(Data for this exercise Opens)

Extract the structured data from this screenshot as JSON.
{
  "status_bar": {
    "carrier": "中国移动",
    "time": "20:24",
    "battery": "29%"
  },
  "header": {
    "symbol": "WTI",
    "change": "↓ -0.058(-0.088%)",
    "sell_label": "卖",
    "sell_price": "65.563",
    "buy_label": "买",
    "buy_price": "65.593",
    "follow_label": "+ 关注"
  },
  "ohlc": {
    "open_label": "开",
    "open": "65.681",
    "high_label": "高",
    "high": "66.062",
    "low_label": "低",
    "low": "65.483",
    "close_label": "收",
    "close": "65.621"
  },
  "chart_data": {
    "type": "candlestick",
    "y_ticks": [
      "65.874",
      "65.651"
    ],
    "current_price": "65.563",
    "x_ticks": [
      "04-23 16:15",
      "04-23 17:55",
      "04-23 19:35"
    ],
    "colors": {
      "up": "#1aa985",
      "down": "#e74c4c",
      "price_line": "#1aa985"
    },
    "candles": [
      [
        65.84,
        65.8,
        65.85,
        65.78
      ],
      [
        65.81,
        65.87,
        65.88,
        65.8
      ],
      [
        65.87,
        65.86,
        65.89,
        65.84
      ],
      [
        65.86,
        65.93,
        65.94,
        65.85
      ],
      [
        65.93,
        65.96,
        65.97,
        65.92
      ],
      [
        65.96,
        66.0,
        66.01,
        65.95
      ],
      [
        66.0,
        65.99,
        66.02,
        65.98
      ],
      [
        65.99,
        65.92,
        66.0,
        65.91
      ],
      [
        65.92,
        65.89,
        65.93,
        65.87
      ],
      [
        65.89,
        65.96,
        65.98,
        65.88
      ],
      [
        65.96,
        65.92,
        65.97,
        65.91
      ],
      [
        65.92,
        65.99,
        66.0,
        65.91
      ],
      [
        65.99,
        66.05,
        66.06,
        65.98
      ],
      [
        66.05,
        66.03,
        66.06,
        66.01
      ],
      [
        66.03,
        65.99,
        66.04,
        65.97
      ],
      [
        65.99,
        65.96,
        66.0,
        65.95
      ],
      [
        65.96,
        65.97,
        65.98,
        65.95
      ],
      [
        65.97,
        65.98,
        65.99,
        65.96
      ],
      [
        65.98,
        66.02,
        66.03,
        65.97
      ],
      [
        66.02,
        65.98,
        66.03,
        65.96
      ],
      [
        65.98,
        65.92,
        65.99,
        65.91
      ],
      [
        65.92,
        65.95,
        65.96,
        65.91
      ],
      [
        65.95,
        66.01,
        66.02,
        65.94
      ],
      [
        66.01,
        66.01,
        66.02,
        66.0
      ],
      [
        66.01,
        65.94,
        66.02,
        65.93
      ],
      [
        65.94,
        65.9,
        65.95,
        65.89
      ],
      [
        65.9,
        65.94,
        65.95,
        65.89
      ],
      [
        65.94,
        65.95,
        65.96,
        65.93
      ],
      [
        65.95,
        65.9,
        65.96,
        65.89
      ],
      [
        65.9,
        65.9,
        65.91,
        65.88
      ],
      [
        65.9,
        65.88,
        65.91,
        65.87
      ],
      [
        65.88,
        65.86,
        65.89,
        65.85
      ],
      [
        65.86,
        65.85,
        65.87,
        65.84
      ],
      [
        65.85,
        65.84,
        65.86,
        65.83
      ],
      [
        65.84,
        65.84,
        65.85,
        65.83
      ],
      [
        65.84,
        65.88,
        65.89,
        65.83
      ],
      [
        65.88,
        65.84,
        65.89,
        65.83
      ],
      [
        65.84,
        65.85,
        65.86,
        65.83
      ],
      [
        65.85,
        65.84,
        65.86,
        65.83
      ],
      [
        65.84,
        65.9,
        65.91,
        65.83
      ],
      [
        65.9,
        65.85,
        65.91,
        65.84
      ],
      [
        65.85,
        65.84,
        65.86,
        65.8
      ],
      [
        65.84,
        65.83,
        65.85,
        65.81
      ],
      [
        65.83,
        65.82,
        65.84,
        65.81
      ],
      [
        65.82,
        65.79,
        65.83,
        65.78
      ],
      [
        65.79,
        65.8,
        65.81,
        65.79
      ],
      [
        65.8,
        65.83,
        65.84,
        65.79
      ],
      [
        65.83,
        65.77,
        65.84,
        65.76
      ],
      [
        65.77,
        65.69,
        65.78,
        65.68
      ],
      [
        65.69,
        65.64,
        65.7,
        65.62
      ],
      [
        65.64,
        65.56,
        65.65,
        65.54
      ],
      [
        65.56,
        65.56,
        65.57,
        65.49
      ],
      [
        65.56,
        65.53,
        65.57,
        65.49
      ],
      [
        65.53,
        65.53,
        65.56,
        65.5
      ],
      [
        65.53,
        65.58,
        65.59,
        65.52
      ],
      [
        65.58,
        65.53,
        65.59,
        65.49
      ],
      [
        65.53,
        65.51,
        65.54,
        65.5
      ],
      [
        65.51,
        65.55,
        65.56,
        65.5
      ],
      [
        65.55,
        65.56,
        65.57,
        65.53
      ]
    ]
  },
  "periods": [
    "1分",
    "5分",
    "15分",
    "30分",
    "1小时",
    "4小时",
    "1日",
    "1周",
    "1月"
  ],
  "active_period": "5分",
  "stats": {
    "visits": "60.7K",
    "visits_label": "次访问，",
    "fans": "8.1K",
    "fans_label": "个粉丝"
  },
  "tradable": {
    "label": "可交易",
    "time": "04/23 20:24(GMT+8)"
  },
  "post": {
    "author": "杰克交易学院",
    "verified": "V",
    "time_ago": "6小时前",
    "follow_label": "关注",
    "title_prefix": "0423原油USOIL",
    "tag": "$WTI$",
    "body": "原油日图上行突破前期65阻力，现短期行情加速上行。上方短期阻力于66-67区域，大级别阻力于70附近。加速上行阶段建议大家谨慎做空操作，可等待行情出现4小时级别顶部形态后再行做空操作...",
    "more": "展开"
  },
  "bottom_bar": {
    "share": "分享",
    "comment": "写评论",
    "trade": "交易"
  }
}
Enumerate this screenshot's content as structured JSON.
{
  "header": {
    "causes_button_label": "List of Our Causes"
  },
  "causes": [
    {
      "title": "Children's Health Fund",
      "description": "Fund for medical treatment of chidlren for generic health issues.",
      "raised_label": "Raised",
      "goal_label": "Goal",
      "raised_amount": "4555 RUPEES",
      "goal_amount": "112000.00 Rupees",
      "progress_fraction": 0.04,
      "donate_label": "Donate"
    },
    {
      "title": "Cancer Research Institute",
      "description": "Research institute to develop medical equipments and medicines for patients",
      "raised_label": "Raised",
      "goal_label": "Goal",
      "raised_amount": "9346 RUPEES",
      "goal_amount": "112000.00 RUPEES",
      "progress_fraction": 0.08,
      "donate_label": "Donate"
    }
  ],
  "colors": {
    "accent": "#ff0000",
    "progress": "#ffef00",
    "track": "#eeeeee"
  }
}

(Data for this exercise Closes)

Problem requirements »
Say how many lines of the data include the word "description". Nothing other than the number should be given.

Answer area »
2